That prompted the research that led us to Nigerian Dwarf goats and then to the notion of milking, making feta cheese and kefir (a delicious, drinkable yogurt).

We got our start and first 3 does from Jennifer Crismon at CadDayPie Goat Ranch in Bennet CO.


Photo of our Nigerian Dwarf GoatsAfter 6 weeks of preparation, we picked up the girls, Stella, Izzy and Jala. (see below).



Our learning curve has been steep but our mission is to breed and sell top notch Nigerian Dwarf goats so we are committed.   Most of the learning came from not assuming anything and spending hours each day with them. We watched our milker, Stella drop weight alarmingly, Izzy get diarrhea, Jala get caught 1/2 way through a fence, Izzy hanging upside down in the horse hay bin and more…. Life is rich and humbling

Enjoy this site. This blog is intended to be educational and at times, funny. I still have the heart of a teacher, having been one for 20 years.





oakcreek goats..the ranch

Life with Nigerian Dwarf Goats: The good, bad and the funny

Goats: Escape artistsThis blog is offered from my heart as a teacher. As we learn about our first experience with goats, we hope to pass on our “wish-we-wouldas and will-do-next-times”.


Our blog starts 7 weeks after we decided to find a companion for our Palomino Quarter Horse, Rio who lost his buddy about that time.  Quickly, the plan to buy an old wether (neutered male) to 2 young wethers because they need company to maybe goat milk is good to …..why not have babies (not us, the goats). With both of us working full time in our real estate business,  those first 7 weeks were a might full. Everything we learned was either from experts or online. A blog with resources will follow. And everything we undertook was more than twice as time consuming as we thought.

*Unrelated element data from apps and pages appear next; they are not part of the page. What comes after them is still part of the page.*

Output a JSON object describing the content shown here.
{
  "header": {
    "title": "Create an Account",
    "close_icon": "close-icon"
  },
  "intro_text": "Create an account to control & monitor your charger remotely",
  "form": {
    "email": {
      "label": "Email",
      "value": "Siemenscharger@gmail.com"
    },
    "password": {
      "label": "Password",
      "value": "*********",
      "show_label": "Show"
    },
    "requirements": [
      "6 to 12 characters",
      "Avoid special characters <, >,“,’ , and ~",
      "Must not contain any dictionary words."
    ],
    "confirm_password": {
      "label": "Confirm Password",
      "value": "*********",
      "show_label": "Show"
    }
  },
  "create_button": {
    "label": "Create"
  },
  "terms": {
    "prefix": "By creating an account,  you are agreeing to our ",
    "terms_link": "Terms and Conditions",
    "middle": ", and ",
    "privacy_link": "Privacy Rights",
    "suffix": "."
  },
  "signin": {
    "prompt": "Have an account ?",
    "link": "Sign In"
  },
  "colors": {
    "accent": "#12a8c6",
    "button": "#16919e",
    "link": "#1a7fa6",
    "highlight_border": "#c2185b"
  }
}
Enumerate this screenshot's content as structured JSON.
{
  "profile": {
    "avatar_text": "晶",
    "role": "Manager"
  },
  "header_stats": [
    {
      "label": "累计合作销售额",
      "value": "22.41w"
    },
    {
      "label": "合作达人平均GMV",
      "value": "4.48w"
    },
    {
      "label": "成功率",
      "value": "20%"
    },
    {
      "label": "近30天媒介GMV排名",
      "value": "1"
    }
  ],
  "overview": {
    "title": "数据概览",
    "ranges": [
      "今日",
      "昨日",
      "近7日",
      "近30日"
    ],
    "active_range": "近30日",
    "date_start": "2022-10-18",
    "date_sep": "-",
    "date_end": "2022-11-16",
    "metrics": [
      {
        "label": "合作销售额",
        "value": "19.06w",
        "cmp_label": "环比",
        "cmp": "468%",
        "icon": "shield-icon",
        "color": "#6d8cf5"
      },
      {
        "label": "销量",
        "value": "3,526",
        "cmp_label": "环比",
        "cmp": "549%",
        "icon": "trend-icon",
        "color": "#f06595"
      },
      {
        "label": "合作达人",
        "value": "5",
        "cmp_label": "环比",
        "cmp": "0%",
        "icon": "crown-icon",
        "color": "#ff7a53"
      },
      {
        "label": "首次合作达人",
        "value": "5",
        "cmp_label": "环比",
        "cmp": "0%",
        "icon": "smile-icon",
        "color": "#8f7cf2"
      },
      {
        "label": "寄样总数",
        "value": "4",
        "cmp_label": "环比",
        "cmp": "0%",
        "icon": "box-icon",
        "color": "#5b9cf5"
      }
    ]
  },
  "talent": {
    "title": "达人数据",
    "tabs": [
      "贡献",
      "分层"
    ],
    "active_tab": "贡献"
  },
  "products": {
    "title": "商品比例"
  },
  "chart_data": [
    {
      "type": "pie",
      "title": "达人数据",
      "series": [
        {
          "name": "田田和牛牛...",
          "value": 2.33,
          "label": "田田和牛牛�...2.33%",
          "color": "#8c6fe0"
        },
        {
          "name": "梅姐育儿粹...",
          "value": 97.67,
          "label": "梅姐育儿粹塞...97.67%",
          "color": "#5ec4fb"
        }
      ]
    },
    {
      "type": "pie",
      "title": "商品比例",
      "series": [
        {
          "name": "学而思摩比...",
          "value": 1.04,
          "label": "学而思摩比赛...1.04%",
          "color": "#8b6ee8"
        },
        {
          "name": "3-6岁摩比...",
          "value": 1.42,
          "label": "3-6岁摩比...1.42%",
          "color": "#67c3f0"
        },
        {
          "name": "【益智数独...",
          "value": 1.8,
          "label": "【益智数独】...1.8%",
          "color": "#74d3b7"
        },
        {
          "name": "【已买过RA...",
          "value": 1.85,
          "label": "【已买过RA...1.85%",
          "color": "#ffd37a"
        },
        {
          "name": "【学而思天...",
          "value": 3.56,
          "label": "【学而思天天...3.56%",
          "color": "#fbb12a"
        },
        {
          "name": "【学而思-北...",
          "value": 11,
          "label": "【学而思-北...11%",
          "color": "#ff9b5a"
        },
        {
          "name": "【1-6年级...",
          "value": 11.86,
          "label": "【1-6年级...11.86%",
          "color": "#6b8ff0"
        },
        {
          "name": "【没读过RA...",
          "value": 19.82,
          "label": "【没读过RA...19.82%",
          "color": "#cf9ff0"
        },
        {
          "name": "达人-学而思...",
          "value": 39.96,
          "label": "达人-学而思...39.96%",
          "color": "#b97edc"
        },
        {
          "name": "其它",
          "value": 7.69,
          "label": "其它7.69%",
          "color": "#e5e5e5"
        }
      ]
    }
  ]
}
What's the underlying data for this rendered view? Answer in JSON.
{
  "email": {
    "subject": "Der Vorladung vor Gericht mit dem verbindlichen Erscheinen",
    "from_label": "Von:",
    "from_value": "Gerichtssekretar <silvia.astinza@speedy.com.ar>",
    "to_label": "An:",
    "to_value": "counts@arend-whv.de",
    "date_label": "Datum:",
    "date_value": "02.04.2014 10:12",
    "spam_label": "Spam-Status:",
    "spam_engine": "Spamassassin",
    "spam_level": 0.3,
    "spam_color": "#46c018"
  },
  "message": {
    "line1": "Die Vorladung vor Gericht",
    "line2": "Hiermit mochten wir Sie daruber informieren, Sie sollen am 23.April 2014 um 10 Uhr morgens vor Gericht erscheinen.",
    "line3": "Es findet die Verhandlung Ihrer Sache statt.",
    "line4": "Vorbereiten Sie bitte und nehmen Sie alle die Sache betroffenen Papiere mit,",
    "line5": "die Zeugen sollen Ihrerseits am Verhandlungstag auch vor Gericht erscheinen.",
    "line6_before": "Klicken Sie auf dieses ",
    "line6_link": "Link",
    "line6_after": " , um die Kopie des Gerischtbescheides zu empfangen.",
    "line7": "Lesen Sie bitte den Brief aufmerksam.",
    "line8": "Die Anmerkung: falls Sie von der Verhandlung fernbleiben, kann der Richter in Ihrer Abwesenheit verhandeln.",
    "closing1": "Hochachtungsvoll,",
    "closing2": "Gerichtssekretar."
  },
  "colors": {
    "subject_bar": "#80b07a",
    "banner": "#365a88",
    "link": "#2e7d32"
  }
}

goat milkWe learned about shelter, goat escape proofing, predator proofing, accident prevention, feeding and watering systems, sleeping quarters, how to milk, how to build milking stands, and how to smorgasbord other plants from our 37 acre ranch for them to see what rings their dinner bell.  We even learned how to secure a gate properly. After living with horses for years, the technique is quite different….swing the gate into the goat area, dash in with a not so graceful slow swing of your foot as a barrier, then swing the gate closed and secure tightly before they jump against it in pure glee.


Are we ready to rest? No. Our next sprint will be learning about breeding, buck quarters, and pregnancy. Stud service is not an option for us since we live hours from other good breeders. So…. we purchased on top of the line buckling and a wether to keep him company. No rush. We pick both up the the Colorado Dairy Goat Association Harvest Show in Longmont CO in 1 week.

Learn and create and hopefully replicate is our mantra. We start creating quarters and infrastructure for our 6 week old buckling Shelby and his wether companion, Jasper today.

Come join us on our journey.. follow our blog,  on Colorado Life with Nigerian Dwarf Goats.